(Interface dataset entries)

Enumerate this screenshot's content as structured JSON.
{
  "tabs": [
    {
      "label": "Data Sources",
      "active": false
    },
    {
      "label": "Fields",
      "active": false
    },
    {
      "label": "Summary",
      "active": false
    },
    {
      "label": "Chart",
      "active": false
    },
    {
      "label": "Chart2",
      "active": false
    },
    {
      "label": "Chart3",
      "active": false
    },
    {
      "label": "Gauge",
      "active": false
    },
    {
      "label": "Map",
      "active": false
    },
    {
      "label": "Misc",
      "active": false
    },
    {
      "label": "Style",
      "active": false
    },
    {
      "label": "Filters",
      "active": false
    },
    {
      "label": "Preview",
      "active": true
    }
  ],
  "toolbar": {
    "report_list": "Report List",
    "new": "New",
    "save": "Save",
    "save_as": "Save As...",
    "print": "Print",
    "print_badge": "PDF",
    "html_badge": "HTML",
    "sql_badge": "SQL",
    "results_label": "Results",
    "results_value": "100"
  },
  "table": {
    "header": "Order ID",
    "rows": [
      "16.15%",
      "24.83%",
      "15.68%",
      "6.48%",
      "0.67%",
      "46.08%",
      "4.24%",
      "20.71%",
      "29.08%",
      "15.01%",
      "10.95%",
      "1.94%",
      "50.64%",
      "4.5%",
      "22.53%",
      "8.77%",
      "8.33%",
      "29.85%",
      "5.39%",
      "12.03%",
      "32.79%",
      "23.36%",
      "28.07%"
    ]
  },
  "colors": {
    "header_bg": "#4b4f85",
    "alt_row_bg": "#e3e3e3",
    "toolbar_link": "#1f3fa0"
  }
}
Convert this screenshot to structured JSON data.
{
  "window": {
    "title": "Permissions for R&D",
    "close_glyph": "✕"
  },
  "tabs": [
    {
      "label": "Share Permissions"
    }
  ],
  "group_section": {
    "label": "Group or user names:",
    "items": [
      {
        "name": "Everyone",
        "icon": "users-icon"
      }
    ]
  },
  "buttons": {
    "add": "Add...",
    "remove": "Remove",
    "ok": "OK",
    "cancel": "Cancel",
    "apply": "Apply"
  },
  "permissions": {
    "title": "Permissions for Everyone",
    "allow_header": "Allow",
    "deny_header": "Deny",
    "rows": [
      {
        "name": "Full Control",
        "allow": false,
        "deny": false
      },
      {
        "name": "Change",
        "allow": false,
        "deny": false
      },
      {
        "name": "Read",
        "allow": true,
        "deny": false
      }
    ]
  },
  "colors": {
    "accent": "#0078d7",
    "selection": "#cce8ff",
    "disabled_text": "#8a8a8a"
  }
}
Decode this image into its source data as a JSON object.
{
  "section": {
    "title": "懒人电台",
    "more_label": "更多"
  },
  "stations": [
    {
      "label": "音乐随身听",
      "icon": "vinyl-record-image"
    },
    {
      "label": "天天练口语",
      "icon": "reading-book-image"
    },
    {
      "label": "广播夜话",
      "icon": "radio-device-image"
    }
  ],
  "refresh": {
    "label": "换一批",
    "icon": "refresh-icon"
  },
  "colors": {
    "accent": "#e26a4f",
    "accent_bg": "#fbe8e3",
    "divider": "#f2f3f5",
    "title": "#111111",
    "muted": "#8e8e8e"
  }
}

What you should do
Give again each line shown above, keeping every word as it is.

Result
Enumerate this screenshot's content as structured JSON.
{
  "tabs": [
    {
      "label": "Data Sources",
      "active": false
    },
    {
      "label": "Fields",
      "active": false
    },
    {
      "label": "Summary",
      "active": false
    },
    {
      "label": "Chart",
      "active": false
    },
    {
      "label": "Chart2",
      "active": false
    },
    {
      "label": "Chart3",
      "active": false
    },
    {
      "label": "Gauge",
      "active": false
    },
    {
      "label": "Map",
      "active": false
    },
    {
      "label": "Misc",
      "active": false
    },
    {
      "label": "Style",
      "active": false
    },
    {
      "label": "Filters",
      "active": false
    },
    {
      "label": "Preview",
      "active": true
    }
  ],
  "toolbar": {
    "report_list": "Report List",
    "new": "New",
    "save": "Save",
    "save_as": "Save As...",
    "print": "Print",
    "print_badge": "PDF",
    "html_badge": "HTML",
    "sql_badge": "SQL",
    "results_label": "Results",
    "results_value": "100"
  },
  "table": {
    "header": "Order ID",
    "rows": [
      "16.15%",
      "24.83%",
      "15.68%",
      "6.48%",
      "0.67%",
      "46.08%",
      "4.24%",
      "20.71%",
      "29.08%",
      "15.01%",
      "10.95%",
      "1.94%",
      "50.64%",
      "4.5%",
      "22.53%",
      "8.77%",
      "8.33%",
      "29.85%",
      "5.39%",
      "12.03%",
      "32.79%",
      "23.36%",
      "28.07%"
    ]
  },
  "colors": {
    "header_bg": "#4b4f85",
    "alt_row_bg": "#e3e3e3",
    "toolbar_link": "#1f3fa0"
  }
}
Convert this screenshot to structured JSON data.
{
  "window": {
    "title": "Permissions for R&D",
    "close_glyph": "✕"
  },
  "tabs": [
    {
      "label": "Share Permissions"
    }
  ],
  "group_section": {
    "label": "Group or user names:",
    "items": [
      {
        "name": "Everyone",
        "icon": "users-icon"
      }
    ]
  },
  "buttons": {
    "add": "Add...",
    "remove": "Remove",
    "ok": "OK",
    "cancel": "Cancel",
    "apply": "Apply"
  },
  "permissions": {
    "title": "Permissions for Everyone",
    "allow_header": "Allow",
    "deny_header": "Deny",
    "rows": [
      {
        "name": "Full Control",
        "allow": false,
        "deny": false
      },
      {
        "name": "Change",
        "allow": false,
        "deny": false
      },
      {
        "name": "Read",
        "allow": true,
        "deny": false
      }
    ]
  },
  "colors": {
    "accent": "#0078d7",
    "selection": "#cce8ff",
    "disabled_text": "#8a8a8a"
  }
}
Decode this image into its source data as a JSON object.
{
  "section": {
    "title": "懒人电台",
    "more_label": "更多"
  },
  "stations": [
    {
      "label": "音乐随身听",
      "icon": "vinyl-record-image"
    },
    {
      "label": "天天练口语",
      "icon": "reading-book-image"
    },
    {
      "label": "广播夜话",
      "icon": "radio-device-image"
    }
  ],
  "refresh": {
    "label": "换一批",
    "icon": "refresh-icon"
  },
  "colors": {
    "accent": "#e26a4f",
    "accent_bg": "#fbe8e3",
    "divider": "#f2f3f5",
    "title": "#111111",
    "muted": "#8e8e8e"
  }
}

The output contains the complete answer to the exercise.